This slim novella chronicles the life of Andreas Egger, a simple Austrian living in a mountain village, and spans the 20th century with its social changes and upheavals. The novel combines beautifully lyrical descriptions of mountainous landscapes and snow with a frank and unsentimental account of the rural community in which he lives. Starting with his arrival in the village as a little orphaned boy in 1902, the narrative takes us through to his old age at the end of the century and shows both change and continuity in this main character and his village.
A great story teller, the writer draws us in from the start in the opening scene, where the adult Andreas finds the goatherd Horned Hannes emaciated and near to death in his hut above the village in the deep February snow. He places him carefully in a wooden frame which he straps to his back to bring him down the treacherous mountain path to the village, Hannes protesting and warning of the proximity of Death , the Cold Lady. The narrative then goes back to Andreas’ childhood. Taken in by his uncle, he is not accepted by the other children and this, combined with a broken leg and consequent permanent limp after a beating, means he remains a friendless outsider within the family and in the village. Nevertheless he finds work on the new cable car construction, finds a woman he loves and makes a living in the village until he goes off to fight on the Russian front. He returns years later in the early 50s to a community now living increasingly from tourism and he becomes a mountain guide for several years. The social developments of the 50s and 60s, like television and the moon landings are related and then Andreas’ decline into old age.
Now it is quite a tall order to describe a Whole Life in a novella sized book. One way the writer achieves this is by his vivid painting of particular episodes and moments which engage us emotionally. One such is the account of the kindly grandmother’s sudden and unexpected death. An animal fight during her funeral procession dislodges the coffin lid and the little boy sees her yellowing hand dangling over the edge of the coffin as if waving him a last goodbye. These moments often involve detailed and evocative description which engages our senses: we can smell the snow, hear the cows’ ‘muffled chomping’, the moths’ wings as they ‘beat against the pane with a barely discernible papery sound’.
The power of these moments lies of course also with the translator. Charlotte Collins has done a fantastic job with the demands of this text. She works with the longer more complex German sentences in lyrical passages to produce rhythmical sentences in English which really work: ‘ the goatherd stared at him out of the darkness, emaciated and ghostly pale, and Egger knew that Death already crouched behind his eyes’. She recreates alliteration to wonderful effect: ‘ the snow fell so thickly and incessantly from the sky that it seemed softly to swallow the landscape, smothering all life and sound’. She works equally well with the different requirements of straight narrative and dialogue and her use of idiom is just right. She has created a really compelling, fluent and readable rendering of the original.

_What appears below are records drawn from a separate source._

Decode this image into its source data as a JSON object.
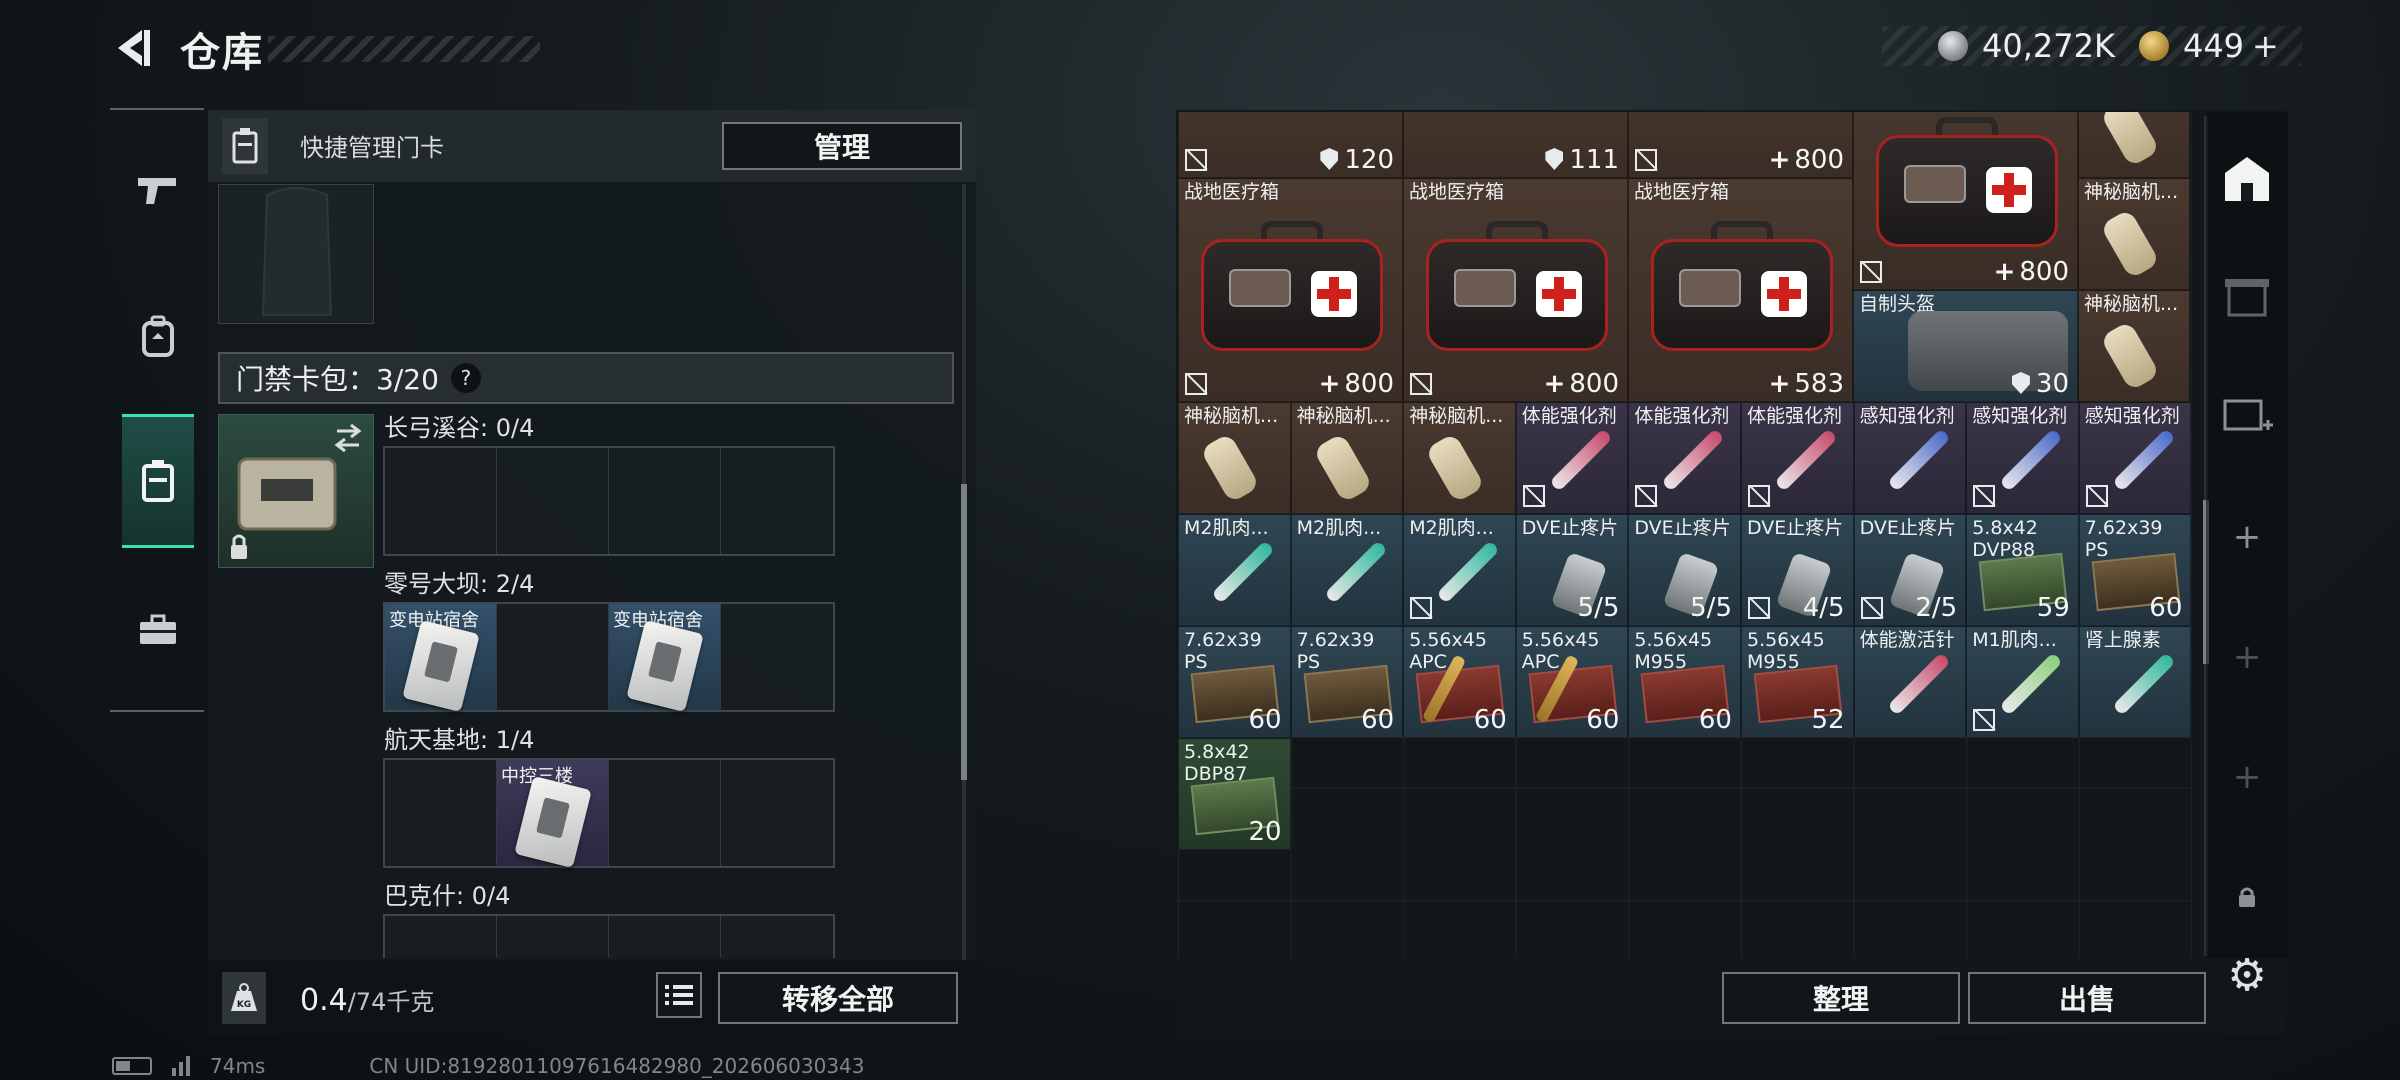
{
  "header": {
    "title": "仓库",
    "currency_silver": "40,272K",
    "currency_gold": "449",
    "gold_add": "+"
  },
  "nav": [
    {
      "icon": "pistol-icon"
    },
    {
      "icon": "backpack-icon"
    },
    {
      "icon": "keycard-icon",
      "active": true
    },
    {
      "icon": "toolbox-icon"
    }
  ],
  "left": {
    "quick_label": "快捷管理门卡",
    "manage_label": "管理",
    "cardbag_label": "门禁卡包：3/20",
    "cardbag_help": "?",
    "regions": [
      {
        "label": "长弓溪谷: 0/4",
        "slots": [
          null,
          null,
          null,
          null
        ]
      },
      {
        "label": "零号大坝: 2/4",
        "slots": [
          {
            "name": "变电站宿舍"
          },
          null,
          {
            "name": "变电站宿舍"
          },
          null
        ]
      },
      {
        "label": "航天基地: 1/4",
        "slots": [
          null,
          {
            "name": "中控三楼"
          },
          null,
          null
        ]
      },
      {
        "label": "巴克什: 0/4",
        "slots": [
          null,
          null,
          null,
          null
        ]
      }
    ],
    "weight_value": "0.4",
    "weight_max": "/74千克",
    "transfer_label": "转移全部"
  },
  "status": {
    "ping": "74ms",
    "uid": "CN UID:8192801109761648298​0_202606030343"
  },
  "right": {
    "top_row": [
      {
        "count": "120",
        "kind": "shield"
      },
      {
        "count": "111",
        "kind": "shield"
      },
      {
        "count": "800",
        "kind": "plus"
      }
    ],
    "items": [
      {
        "name": "战地医疗箱",
        "count": "800",
        "kind": "plus"
      },
      {
        "name": "战地医疗箱",
        "count": "800",
        "kind": "plus"
      },
      {
        "name": "战地医疗箱",
        "count": "583",
        "kind": "plus"
      },
      {
        "name": "",
        "count": "800",
        "kind": "plus"
      },
      {
        "name": "神秘脑机...",
        "count": ""
      },
      {
        "name": "神秘脑机...",
        "count": ""
      },
      {
        "name": "自制头盔",
        "count": "30",
        "kind": "shield"
      },
      {
        "name": "神秘脑机...",
        "count": ""
      },
      {
        "name": "神秘脑机...",
        "count": ""
      },
      {
        "name": "神秘脑机...",
        "count": ""
      },
      {
        "name": "体能强化剂",
        "count": ""
      },
      {
        "name": "体能强化剂",
        "count": ""
      },
      {
        "name": "体能强化剂",
        "count": ""
      },
      {
        "name": "感知强化剂",
        "count": ""
      },
      {
        "name": "感知强化剂",
        "count": ""
      },
      {
        "name": "感知强化剂",
        "count": ""
      },
      {
        "name": "M2肌肉...",
        "count": ""
      },
      {
        "name": "M2肌肉...",
        "count": ""
      },
      {
        "name": "M2肌肉...",
        "count": ""
      },
      {
        "name": "DVE止疼片",
        "count": "5/5"
      },
      {
        "name": "DVE止疼片",
        "count": "5/5"
      },
      {
        "name": "DVE止疼片",
        "count": "4/5"
      },
      {
        "name": "DVE止疼片",
        "count": "2/5"
      },
      {
        "name": "5.8x42\nDVP88",
        "count": "59"
      },
      {
        "name": "7.62x39\nPS",
        "count": "60"
      },
      {
        "name": "7.62x39\nPS",
        "count": "60"
      },
      {
        "name": "7.62x39\nPS",
        "count": "60"
      },
      {
        "name": "5.56x45\nAPC",
        "count": "60"
      },
      {
        "name": "5.56x45\nAPC",
        "count": "60"
      },
      {
        "name": "5.56x45\nM955",
        "count": "60"
      },
      {
        "name": "5.56x45\nM955",
        "count": "52"
      },
      {
        "name": "体能激活针",
        "count": ""
      },
      {
        "name": "M1肌肉...",
        "count": ""
      },
      {
        "name": "肾上腺素",
        "count": ""
      },
      {
        "name": "5.8x42\nDBP87",
        "count": "20"
      }
    ],
    "sort_label": "整理",
    "sell_label": "出售"
  },
  "toolbar": [
    {
      "icon": "home-storage-icon"
    },
    {
      "icon": "storage-box-icon"
    },
    {
      "icon": "add-storage-icon"
    },
    {
      "icon": "plus-icon"
    },
    {
      "icon": "plus-icon"
    },
    {
      "icon": "plus-icon"
    },
    {
      "icon": "lock-icon"
    },
    {
      "icon": "gear-icon"
    }
  ]
}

The one reservation I have about this book is its aim to recount a whole life in less than 200 pages. Both when reading the German and the English translation, I felt my commitment and interest lessened in the second half of the book. I felt that massive life experiences, like spending 8 years in a Prisoner of War camp were skated over, and I wanted to know more about the influx of tourists in the Austrian mountains in the early 50s ( really? who were they? German cities were still in ruins, rationing was still in force in Britain, I’m not saying there were no tourists but tell me more about them please). But this may just be me, a matter of personal taste- I remember feeling luke warm about Barbara Kingsolver’s Lacuna for the same reason, though she’s a writer whose work I generally admire.
So this is a beautifully written book and an excellent translation. I’m looking forward to reading more of both Robert Seethaler and Charlotte Collins.